Update: the Plain Dealer described the issues in Green.
Leaders in North Olmsted are considering legislation that would establish a tax increment financing district for the area around Great Northern Mall. Under the proposal, tax revenue generated by new projects in the district would be used for infrastructure improvements in and around the district.
Update: it would be the first TIF district in North Olmsted.
Last month, local officials celebrated the groundbreaking for an urban farm at West 41st Street and Memphis Avenue in Cleveland's Old Brooklyn neighborhood. Koinonia Homes, in partnership with the City of Cleveland and the Cuyahoga Land Bank, will operate an urban farm at the 2.3-acre site of the former Memphis School. The vocational farm will include eight fields, two greenhouses, and a poultry building. A Plain Dealer editorial said it shows "what effective incubators for positive change collaboration and innovation can be."
WCPN reports that most new industrial investments in Ohio are occurring in places other than Cleveland, Columbus, and Cincinnati.
12 September 2012
Preservation Ohio's annual list of the state's most endangered properties includes two in Cuyahoga County: the Stanley Block in downtown Cleveland and the Warner & Swasey Observatory in East Cleveland. Both buildings also appeared on last year's list.
The U.S. Department of Transportation recently announced that it is freeing states to use $473 million in unspent highway earmarks. The funds were appropriated by Congress between 2003 and 2006, but remain unused. States can now use the money for other other transportation projects, and must identify plans by October 1. Ohio's share of the funding is $12.5 million.
Through its new Owner Occupant Buyer Advantage Program, the Cuyahoga Land Bank is offering houses in its inventory to prospective owner-occupants. The selected houses require renovations, but not major repairs. A Plain Dealer editorial said that "it's homeowners, especially those with sweat equity in their properties and plans to stay for the long term, who really rebuild neighborhoods."

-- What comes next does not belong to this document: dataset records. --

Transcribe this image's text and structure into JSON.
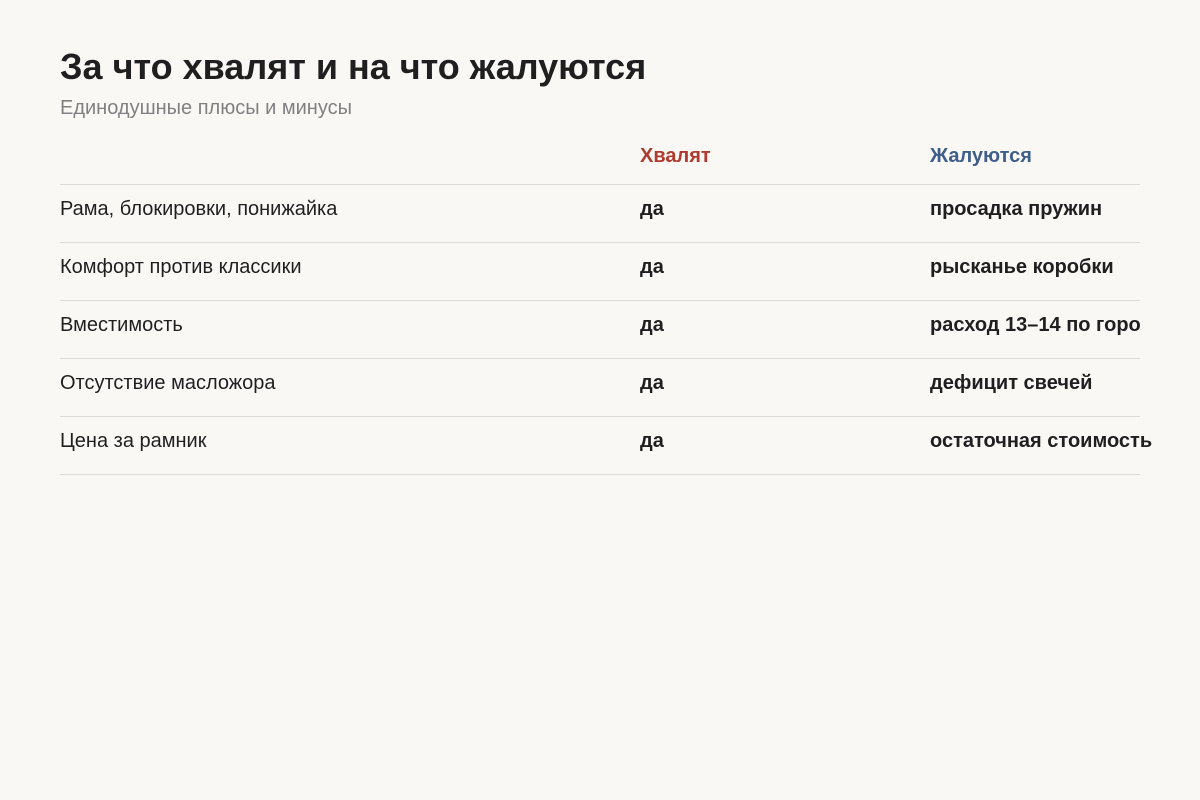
{
  "title": "За что хвалят и на что жалуются",
  "subtitle": "Единодушные плюсы и минусы",
  "colors": {
    "praise_header": "#b03a2e",
    "complaint_header": "#3f5f8a",
    "background": "#faf8f5",
    "divider": "#dedcd8"
  },
  "table": {
    "headers": {
      "topic": "",
      "praise": "Хвалят",
      "complaint": "Жалуются"
    },
    "rows": [
      {
        "topic": "Рама, блокировки, понижайка",
        "praise": "да",
        "complaint": "просадка пружин"
      },
      {
        "topic": "Комфорт против классики",
        "praise": "да",
        "complaint": "рысканье коробки"
      },
      {
        "topic": "Вместимость",
        "praise": "да",
        "complaint": "расход 13–14 по горо"
      },
      {
        "topic": "Отсутствие масложора",
        "praise": "да",
        "complaint": "дефицит свечей"
      },
      {
        "topic": "Цена за рамник",
        "praise": "да",
        "complaint": "остаточная стоимость"
      }
    ]
  }
}
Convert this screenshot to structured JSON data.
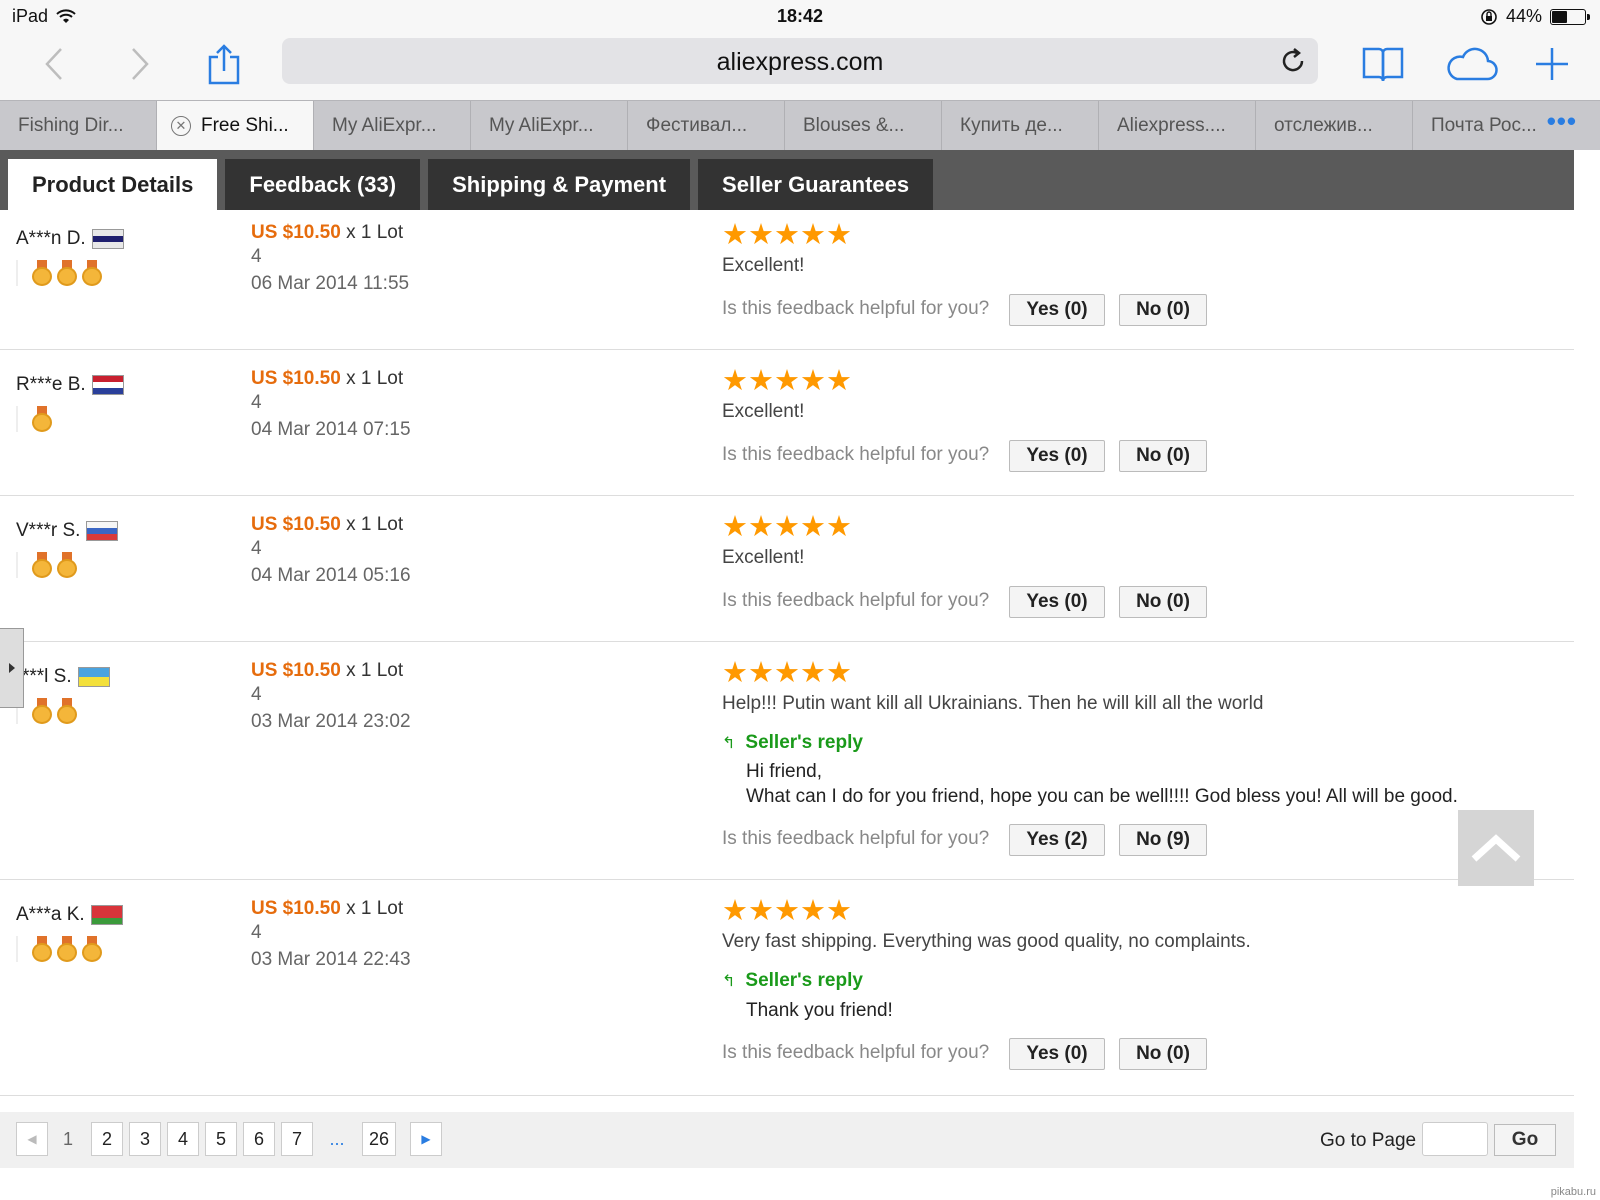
{
  "status": {
    "device": "iPad",
    "time": "18:42",
    "battery": "44%",
    "battery_level": 0.44
  },
  "browser": {
    "url": "aliexpress.com"
  },
  "tabs": [
    {
      "label": "Fishing Dir..."
    },
    {
      "label": "Free Shi..."
    },
    {
      "label": "My AliExpr..."
    },
    {
      "label": "My AliExpr..."
    },
    {
      "label": "Фестивал..."
    },
    {
      "label": "Blouses &..."
    },
    {
      "label": "Купить де..."
    },
    {
      "label": "Aliexpress...."
    },
    {
      "label": "отслежив..."
    },
    {
      "label": "Почта Рос..."
    }
  ],
  "more_tabs": "•••",
  "product_tabs": [
    {
      "label": "Product Details"
    },
    {
      "label": "Feedback (33)"
    },
    {
      "label": "Shipping & Payment"
    },
    {
      "label": "Seller Guarantees"
    }
  ],
  "feedback": [
    {
      "buyer": "A***n D.",
      "price": "US $10.50",
      "unit": "x 1 Lot",
      "qty": "4",
      "date": "06 Mar 2014 11:55",
      "comment": "Excellent!",
      "helpful": "Is this feedback helpful for you?",
      "yes": "Yes (0)",
      "no": "No (0)"
    },
    {
      "buyer": "R***e B.",
      "price": "US $10.50",
      "unit": "x 1 Lot",
      "qty": "4",
      "date": "04 Mar 2014 07:15",
      "comment": "Excellent!",
      "helpful": "Is this feedback helpful for you?",
      "yes": "Yes (0)",
      "no": "No (0)"
    },
    {
      "buyer": "V***r S.",
      "price": "US $10.50",
      "unit": "x 1 Lot",
      "qty": "4",
      "date": "04 Mar 2014 05:16",
      "comment": "Excellent!",
      "helpful": "Is this feedback helpful for you?",
      "yes": "Yes (0)",
      "no": "No (0)"
    },
    {
      "buyer": "***l S.",
      "price": "US $10.50",
      "unit": "x 1 Lot",
      "qty": "4",
      "date": "03 Mar 2014 23:02",
      "comment": "Help!!! Putin want kill all Ukrainians. Then he will kill all the world",
      "reply_title": "Seller's reply",
      "reply_line1": "Hi friend,",
      "reply_line2": "What can I do for you friend, hope you can be well!!!! God bless you! All will be good.",
      "helpful": "Is this feedback helpful for you?",
      "yes": "Yes (2)",
      "no": "No (9)"
    },
    {
      "buyer": "A***a K.",
      "price": "US $10.50",
      "unit": "x 1 Lot",
      "qty": "4",
      "date": "03 Mar 2014 22:43",
      "comment": "Very fast shipping. Everything was good quality, no complaints.",
      "reply_title": "Seller's reply",
      "reply_line1": "Thank you friend!",
      "helpful": "Is this feedback helpful for you?",
      "yes": "Yes (0)",
      "no": "No (0)"
    }
  ],
  "pagination": {
    "pages": [
      "1",
      "2",
      "3",
      "4",
      "5",
      "6",
      "7",
      "...",
      "26"
    ],
    "current": "1",
    "goto_label": "Go to Page",
    "go": "Go"
  },
  "watermark": "pikabu.ru",
  "colors": {
    "accent": "#2a7de1",
    "price": "#e66c0d",
    "reply": "#1a9a1a",
    "stars": "#ff9900"
  }
}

The Rotary Club of Cleveland hopes to build a three-mile greenway and trail along the RTA Red Line tracks, eventually connecting downtown Cleveland to the Zone Recreation Center. Members prepared a video about their accomplishments and plans.
Update: the Rails-to-Trails Conservancy described the project.
The Ohio EPA declared that brownfield remediation has been completed at the 21-acre Midland Steel property on Madison Avenue and at a 6-acre property at the second phase of the Midtown Tech Park on Euclid Avenue. The agency is also considering a request for an Urban Setting Designation at the former Penguin Cleaners site on Mayfield Road in Lyndhurst. The property was redeveloped as a Key Bank branch in 2010.
Fresh Water began a series on Cleveland neighborhoods by asking whether Slavic Village will be the City's next hot neighborhood.
NOACA recently posted two plans conducted with TLCI funding: the East 55th and Euclid Avenue Crossroads Study (PDF, 26.8 MB), which calls for redeveloping the area as the Penn Square District, and also a full version of the West Park/Lorain Avenue Transportation & Redevelopment Plan (PDF, 41.5 MB). At the Civic Commons, NOACA shared details about the program and its projects. The agency is currently evaluating the program.
The Architect's Newspaper looked at downtown redevelopment in Cleveland, Cincinnati, and Columbus, and asked if it marked "the beginning of a Rust Belt rebound."